**Records:**
::::::::

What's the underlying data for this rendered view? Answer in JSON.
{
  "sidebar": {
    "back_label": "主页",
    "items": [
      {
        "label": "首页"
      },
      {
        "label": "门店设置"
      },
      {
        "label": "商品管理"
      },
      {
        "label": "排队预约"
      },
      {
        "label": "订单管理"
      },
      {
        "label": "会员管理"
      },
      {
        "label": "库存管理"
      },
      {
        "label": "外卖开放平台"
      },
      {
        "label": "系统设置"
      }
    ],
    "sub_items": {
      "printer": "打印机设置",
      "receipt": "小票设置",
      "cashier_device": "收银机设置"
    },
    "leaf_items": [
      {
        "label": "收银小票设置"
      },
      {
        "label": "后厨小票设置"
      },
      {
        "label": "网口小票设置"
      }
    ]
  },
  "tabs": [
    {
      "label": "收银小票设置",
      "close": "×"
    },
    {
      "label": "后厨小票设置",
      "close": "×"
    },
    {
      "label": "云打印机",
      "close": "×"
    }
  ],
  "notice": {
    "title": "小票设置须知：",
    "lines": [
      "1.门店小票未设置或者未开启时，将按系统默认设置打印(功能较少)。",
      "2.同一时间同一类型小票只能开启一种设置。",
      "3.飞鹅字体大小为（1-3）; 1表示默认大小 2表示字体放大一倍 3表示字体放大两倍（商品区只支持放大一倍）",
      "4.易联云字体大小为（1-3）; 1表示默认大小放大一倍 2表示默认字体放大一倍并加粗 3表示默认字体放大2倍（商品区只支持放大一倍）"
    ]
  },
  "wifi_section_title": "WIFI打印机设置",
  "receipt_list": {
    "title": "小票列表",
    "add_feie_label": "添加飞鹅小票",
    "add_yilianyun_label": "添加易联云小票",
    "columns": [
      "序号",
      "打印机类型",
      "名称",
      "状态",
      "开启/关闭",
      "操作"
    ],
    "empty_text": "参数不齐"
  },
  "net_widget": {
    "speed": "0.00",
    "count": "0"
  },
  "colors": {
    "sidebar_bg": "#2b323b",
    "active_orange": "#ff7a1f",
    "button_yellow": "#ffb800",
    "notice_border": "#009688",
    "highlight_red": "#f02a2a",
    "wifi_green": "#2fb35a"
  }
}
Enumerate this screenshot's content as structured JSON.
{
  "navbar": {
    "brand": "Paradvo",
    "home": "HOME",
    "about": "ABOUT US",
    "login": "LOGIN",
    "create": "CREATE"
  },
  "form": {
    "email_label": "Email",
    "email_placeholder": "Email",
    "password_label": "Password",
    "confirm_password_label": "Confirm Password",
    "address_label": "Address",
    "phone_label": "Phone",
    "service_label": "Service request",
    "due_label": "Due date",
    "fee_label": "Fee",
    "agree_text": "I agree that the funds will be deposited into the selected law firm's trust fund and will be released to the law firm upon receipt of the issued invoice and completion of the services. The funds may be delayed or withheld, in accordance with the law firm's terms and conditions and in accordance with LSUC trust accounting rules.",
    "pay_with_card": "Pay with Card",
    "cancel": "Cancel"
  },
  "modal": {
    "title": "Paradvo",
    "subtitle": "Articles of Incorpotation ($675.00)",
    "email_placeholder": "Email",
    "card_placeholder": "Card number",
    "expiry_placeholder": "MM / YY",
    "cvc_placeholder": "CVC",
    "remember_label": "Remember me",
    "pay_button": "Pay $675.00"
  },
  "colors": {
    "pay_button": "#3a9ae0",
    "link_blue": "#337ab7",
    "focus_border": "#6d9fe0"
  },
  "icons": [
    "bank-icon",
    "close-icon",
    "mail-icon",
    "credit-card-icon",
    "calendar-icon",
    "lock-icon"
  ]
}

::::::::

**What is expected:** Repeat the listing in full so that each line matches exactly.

**Solution:**
What's the underlying data for this rendered view? Answer in JSON.
{
  "sidebar": {
    "back_label": "主页",
    "items": [
      {
        "label": "首页"
      },
      {
        "label": "门店设置"
      },
      {
        "label": "商品管理"
      },
      {
        "label": "排队预约"
      },
      {
        "label": "订单管理"
      },
      {
        "label": "会员管理"
      },
      {
        "label": "库存管理"
      },
      {
        "label": "外卖开放平台"
      },
      {
        "label": "系统设置"
      }
    ],
    "sub_items": {
      "printer": "打印机设置",
      "receipt": "小票设置",
      "cashier_device": "收银机设置"
    },
    "leaf_items": [
      {
        "label": "收银小票设置"
      },
      {
        "label": "后厨小票设置"
      },
      {
        "label": "网口小票设置"
      }
    ]
  },
  "tabs": [
    {
      "label": "收银小票设置",
      "close": "×"
    },
    {
      "label": "后厨小票设置",
      "close": "×"
    },
    {
      "label": "云打印机",
      "close": "×"
    }
  ],
  "notice": {
    "title": "小票设置须知：",
    "lines": [
      "1.门店小票未设置或者未开启时，将按系统默认设置打印(功能较少)。",
      "2.同一时间同一类型小票只能开启一种设置。",
      "3.飞鹅字体大小为（1-3）; 1表示默认大小 2表示字体放大一倍 3表示字体放大两倍（商品区只支持放大一倍）",
      "4.易联云字体大小为（1-3）; 1表示默认大小放大一倍 2表示默认字体放大一倍并加粗 3表示默认字体放大2倍（商品区只支持放大一倍）"
    ]
  },
  "wifi_section_title": "WIFI打印机设置",
  "receipt_list": {
    "title": "小票列表",
    "add_feie_label": "添加飞鹅小票",
    "add_yilianyun_label": "添加易联云小票",
    "columns": [
      "序号",
      "打印机类型",
      "名称",
      "状态",
      "开启/关闭",
      "操作"
    ],
    "empty_text": "参数不齐"
  },
  "net_widget": {
    "speed": "0.00",
    "count": "0"
  },
  "colors": {
    "sidebar_bg": "#2b323b",
    "active_orange": "#ff7a1f",
    "button_yellow": "#ffb800",
    "notice_border": "#009688",
    "highlight_red": "#f02a2a",
    "wifi_green": "#2fb35a"
  }
}
Enumerate this screenshot's content as structured JSON.
{
  "navbar": {
    "brand": "Paradvo",
    "home": "HOME",
    "about": "ABOUT US",
    "login": "LOGIN",
    "create": "CREATE"
  },
  "form": {
    "email_label": "Email",
    "email_placeholder": "Email",
    "password_label": "Password",
    "confirm_password_label": "Confirm Password",
    "address_label": "Address",
    "phone_label": "Phone",
    "service_label": "Service request",
    "due_label": "Due date",
    "fee_label": "Fee",
    "agree_text": "I agree that the funds will be deposited into the selected law firm's trust fund and will be released to the law firm upon receipt of the issued invoice and completion of the services. The funds may be delayed or withheld, in accordance with the law firm's terms and conditions and in accordance with LSUC trust accounting rules.",
    "pay_with_card": "Pay with Card",
    "cancel": "Cancel"
  },
  "modal": {
    "title": "Paradvo",
    "subtitle": "Articles of Incorpotation ($675.00)",
    "email_placeholder": "Email",
    "card_placeholder": "Card number",
    "expiry_placeholder": "MM / YY",
    "cvc_placeholder": "CVC",
    "remember_label": "Remember me",
    "pay_button": "Pay $675.00"
  },
  "colors": {
    "pay_button": "#3a9ae0",
    "link_blue": "#337ab7",
    "focus_border": "#6d9fe0"
  },
  "icons": [
    "bank-icon",
    "close-icon",
    "mail-icon",
    "credit-card-icon",
    "calendar-icon",
    "lock-icon"
  ]
}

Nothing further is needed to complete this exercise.